Teller County Experiencing Surge In COVID-19 Cases; Charis Named as “Outbreak” Location
~ by Trevor Phipps ~
In response to a surge of COVID-19 cases across the state, Colorado Governor Jared Polis issued an executive order that requires anyone in a public indoor building to wear a face mask that covers their nose and mouth.
This marks an about-turn in policy from recent statements, as Polis indicated he would not issue a mask mandate because law enforcement agencies did not have the resources to handle the enforcement aspects of such an order. But then on Thursday, after receiving requests from many business owners, and with other states taking similar measures, Polis opted to issue the mandatory mask mandate.
It is now required for everyone older than 10 years old to wear a mask when indoors. Some people are exempt from wearing masks such as those who are hearing impaired, or some other medical disability that prevents them from wearing a mask. Businesses now have the right to ask people to leave, and not allow them to enter if people are not wearing masks.
As for enforcement of the new executive order, the governor said that law enforcement agencies will be enforcing it as trespassing violations. For example, if someone doesn’t abide by the rule, they must leave the business or face citation consequences. However, local law enforcement agencies in the area including the Teller County Sheriff’s Office, the El Paso County Sheriff’s Office, and the Woodland Park Police Department have maintained that they will focus on educating the public, and that they will not be dishing out citations or detaining people.
According to Teller County Sheriff Commander Greg Couch, any enforcement of the mask mandate would come from the county’s health department and not the sheriff’s office. “The sheriff’s office’s mission with the new health order is to educate and inform the public,” Couch said. “We will not be taking enforcement action in regards to public health orders. That can only be done through the Teller County Public Health Department, which would take place as a civil court action.”
Both the Woodland Park Police Department and the El Paso County Sheriff’s Office released statements on their social media pages saying that they would take similar approaches. “The position of the Woodland Park Police Department and the city of Woodland Park Code Enforcement is to continue to educate the public on the benefits of wearing face coverings in enclosed public places,” the police department’s post said. “We will stress that wearing a mask will slow the spread of COVID-19 and save lives. We will not, however, be expending the resources of the patrol officers on issuing citations to individuals not wearing masks. We want to educate the public on the proper use of the mask and the benefits of wearing it.”
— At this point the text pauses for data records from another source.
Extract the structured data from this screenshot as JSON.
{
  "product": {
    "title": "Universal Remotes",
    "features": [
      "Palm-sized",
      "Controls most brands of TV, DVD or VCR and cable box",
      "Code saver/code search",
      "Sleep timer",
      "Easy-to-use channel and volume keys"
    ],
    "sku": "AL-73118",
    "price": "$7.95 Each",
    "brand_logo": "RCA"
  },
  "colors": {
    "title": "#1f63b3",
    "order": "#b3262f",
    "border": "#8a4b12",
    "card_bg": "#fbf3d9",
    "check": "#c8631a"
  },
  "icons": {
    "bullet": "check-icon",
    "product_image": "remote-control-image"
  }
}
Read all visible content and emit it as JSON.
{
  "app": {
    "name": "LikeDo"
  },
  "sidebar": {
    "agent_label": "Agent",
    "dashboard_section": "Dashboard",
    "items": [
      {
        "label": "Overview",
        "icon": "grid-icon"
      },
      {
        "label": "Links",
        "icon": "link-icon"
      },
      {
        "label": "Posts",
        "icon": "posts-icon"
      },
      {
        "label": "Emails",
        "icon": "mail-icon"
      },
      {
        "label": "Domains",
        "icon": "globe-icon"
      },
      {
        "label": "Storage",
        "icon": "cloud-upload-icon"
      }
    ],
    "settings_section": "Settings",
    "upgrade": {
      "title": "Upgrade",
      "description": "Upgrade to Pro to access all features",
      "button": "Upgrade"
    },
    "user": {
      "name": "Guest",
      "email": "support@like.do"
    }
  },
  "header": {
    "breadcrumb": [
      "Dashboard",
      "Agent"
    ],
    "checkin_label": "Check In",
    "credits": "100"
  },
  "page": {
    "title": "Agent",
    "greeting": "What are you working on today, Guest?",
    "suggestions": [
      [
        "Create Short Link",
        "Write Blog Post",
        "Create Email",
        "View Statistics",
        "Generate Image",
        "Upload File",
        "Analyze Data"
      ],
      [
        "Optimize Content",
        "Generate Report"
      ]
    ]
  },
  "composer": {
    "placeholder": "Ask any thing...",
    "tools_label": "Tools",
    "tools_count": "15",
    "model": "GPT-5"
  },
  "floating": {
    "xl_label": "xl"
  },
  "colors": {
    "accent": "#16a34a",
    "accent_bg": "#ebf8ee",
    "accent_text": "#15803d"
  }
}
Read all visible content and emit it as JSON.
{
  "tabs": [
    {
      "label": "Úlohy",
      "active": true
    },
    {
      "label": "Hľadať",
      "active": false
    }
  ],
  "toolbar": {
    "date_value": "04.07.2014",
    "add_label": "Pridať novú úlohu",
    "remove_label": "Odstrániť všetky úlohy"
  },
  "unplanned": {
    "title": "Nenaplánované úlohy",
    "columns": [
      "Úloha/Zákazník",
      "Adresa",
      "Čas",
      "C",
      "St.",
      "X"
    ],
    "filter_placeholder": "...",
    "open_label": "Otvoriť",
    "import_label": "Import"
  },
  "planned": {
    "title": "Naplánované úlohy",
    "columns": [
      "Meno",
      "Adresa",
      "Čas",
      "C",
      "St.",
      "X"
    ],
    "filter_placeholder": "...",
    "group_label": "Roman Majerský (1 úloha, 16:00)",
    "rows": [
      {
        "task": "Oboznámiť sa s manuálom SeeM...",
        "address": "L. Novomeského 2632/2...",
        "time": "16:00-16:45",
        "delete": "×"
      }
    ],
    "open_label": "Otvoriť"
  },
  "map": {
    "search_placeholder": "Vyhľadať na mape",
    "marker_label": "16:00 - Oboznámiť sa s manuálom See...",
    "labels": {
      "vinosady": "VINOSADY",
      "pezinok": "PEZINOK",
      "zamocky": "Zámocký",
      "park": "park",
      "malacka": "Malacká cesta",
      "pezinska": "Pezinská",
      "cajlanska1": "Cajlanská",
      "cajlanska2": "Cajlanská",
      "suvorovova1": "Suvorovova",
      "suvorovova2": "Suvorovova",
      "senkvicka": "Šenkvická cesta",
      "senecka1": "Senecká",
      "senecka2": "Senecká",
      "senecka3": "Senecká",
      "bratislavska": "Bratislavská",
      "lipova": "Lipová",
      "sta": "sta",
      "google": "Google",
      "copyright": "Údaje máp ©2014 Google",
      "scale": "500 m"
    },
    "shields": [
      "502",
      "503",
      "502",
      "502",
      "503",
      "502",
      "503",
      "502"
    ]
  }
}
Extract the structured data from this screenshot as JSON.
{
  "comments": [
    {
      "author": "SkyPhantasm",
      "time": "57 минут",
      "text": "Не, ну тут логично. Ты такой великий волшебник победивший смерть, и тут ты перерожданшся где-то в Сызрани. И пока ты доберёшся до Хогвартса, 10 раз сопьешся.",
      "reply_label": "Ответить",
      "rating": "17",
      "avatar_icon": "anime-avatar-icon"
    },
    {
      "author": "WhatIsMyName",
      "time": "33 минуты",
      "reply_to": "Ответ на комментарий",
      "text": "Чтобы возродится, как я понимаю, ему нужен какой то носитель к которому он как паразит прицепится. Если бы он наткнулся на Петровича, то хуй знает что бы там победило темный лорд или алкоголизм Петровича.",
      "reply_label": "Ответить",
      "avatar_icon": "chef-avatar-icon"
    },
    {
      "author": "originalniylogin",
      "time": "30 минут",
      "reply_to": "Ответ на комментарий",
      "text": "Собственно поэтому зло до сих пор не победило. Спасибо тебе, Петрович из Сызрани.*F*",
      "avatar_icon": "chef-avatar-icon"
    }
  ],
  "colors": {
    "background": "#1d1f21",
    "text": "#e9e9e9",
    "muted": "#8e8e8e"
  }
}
Locally, most businesses now have signs on their door, saying that masks are required to enter. Even when people enter a restaurant, they are required to wear a mask until they get to their table. They don’t have to wear a covering, while dining. But they are required to put a mask back on, if they walk back through the restaurant for any reason.
The rules are less restrictive for outdoor activities.
The governor hopes that the new mask mandate will slow down the tide of coronavirus cases occurring throughout the state, without having to pursue the option of closing down businesses again.
Locally, most patrons are quite respectful of the mask mandate at grocery outlets, but at small businesses, the use of masks has not been quite as prominent.
COVID-19 Cases in Teller County Spike Again
Last week, the confirmed cases of the novel coronavirus saw a significant increase locally. At the end of the week, there were a total of 68 cases, which is a rise of 15 cases from the previous week.
However, there have been no new deaths reported within the county since March, and hospitalization numbers have remained relatively low. According to a spokesperson with UCHealth last Friday there were only three patients at the Pikes Peak Regional Hospital for reasons related to COVID-19.
The state’s website last week did report Teller County’s first active outbreak being at the Family Bible Conference held by Andrew Wommack Ministries (AWM) at the Charis Bible College in Woodland Park. According to the state’s COVID website, two employees have contracted the virus as well as six conference attendees.
In a statement issued by an AWM spokesperson, the college outlined the extensive measures they took to prevent the spread of disease during their conference. The spokesperson said that after the conference, they were notified that certain staff and attendees tested positive for the coronavirus. Charis Bible College sent a letter out to all of the attendees with information about the virus.
The spokesperson’s statement said that other places in the county had cases that have contributed to the recent local spike in confirmed coronavirus activity, and that during their conference on Fourth of July Weekend, there were 30,000 to 50,000 tourists coming into the area. “The county’s decision to label AWM as an “outbreak” location, without more facts, is confusing to the public,” the statement said. “The facts known at this time do not show that the handful of people who tested positive acquired COVID-19 at AWM’s facility.”
According to the state’s website, a place of business or other establishment is put on the outbreak list when “two or more confirmed cases of COVID-19 in a facility or (non-household) group with onset in a 14-day period.” The outbreak is not considered to be resolved and taken off the list until there have been no positive cases related to the location for 28 days.
After hearing of the positive cases, the bible college decided to cancel their Kingdom Youth Conference that was scheduled for July 10. The college has also decided to hold its “Healing is Here” conference, scheduled for August 11 to 14, as a “virtual” online event.